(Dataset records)
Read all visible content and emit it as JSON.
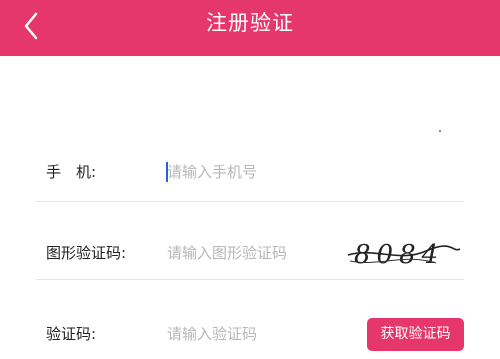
{
  "header": {
    "title": "注册验证",
    "back_icon": "chevron-left-icon"
  },
  "form": {
    "phone": {
      "label": "手　机:",
      "placeholder": "请输入手机号"
    },
    "image_code": {
      "label": "图形验证码:",
      "placeholder": "请输入图形验证码",
      "captcha_text": "8084"
    },
    "sms_code": {
      "label": "验证码:",
      "placeholder": "请输入验证码",
      "button_label": "获取验证码"
    }
  },
  "colors": {
    "accent": "#e5376b",
    "placeholder": "#b7b7b7",
    "label": "#222222",
    "cursor": "#2f5fd6"
  }
}
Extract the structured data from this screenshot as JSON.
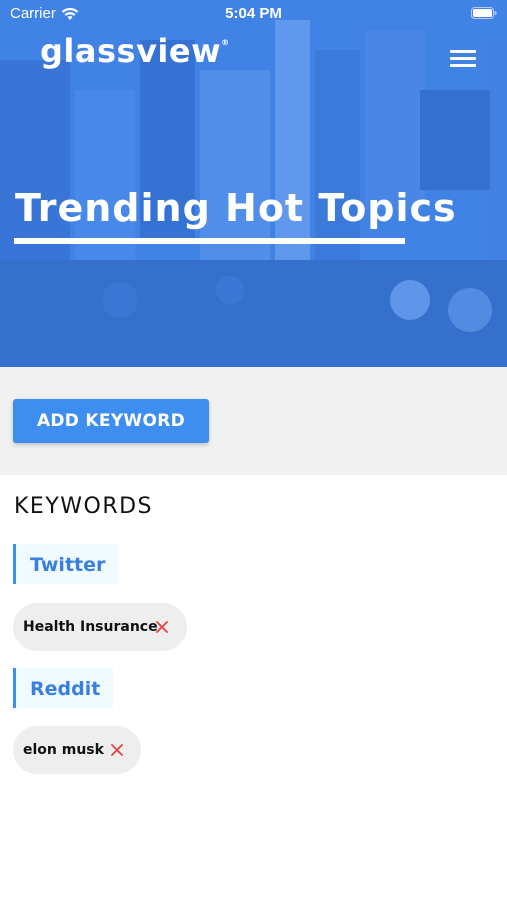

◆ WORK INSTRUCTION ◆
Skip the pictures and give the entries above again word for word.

◆ SOLUTION ◆
Read all visible content and emit it as JSON.
{
  "header": {
    "title": "注册验证",
    "back_icon": "chevron-left-icon"
  },
  "form": {
    "phone": {
      "label": "手　机:",
      "placeholder": "请输入手机号"
    },
    "image_code": {
      "label": "图形验证码:",
      "placeholder": "请输入图形验证码",
      "captcha_text": "8084"
    },
    "sms_code": {
      "label": "验证码:",
      "placeholder": "请输入验证码",
      "button_label": "获取验证码"
    }
  },
  "colors": {
    "accent": "#e5376b",
    "placeholder": "#b7b7b7",
    "label": "#222222",
    "cursor": "#2f5fd6"
  }
}
Extract the structured data from this screenshot as JSON.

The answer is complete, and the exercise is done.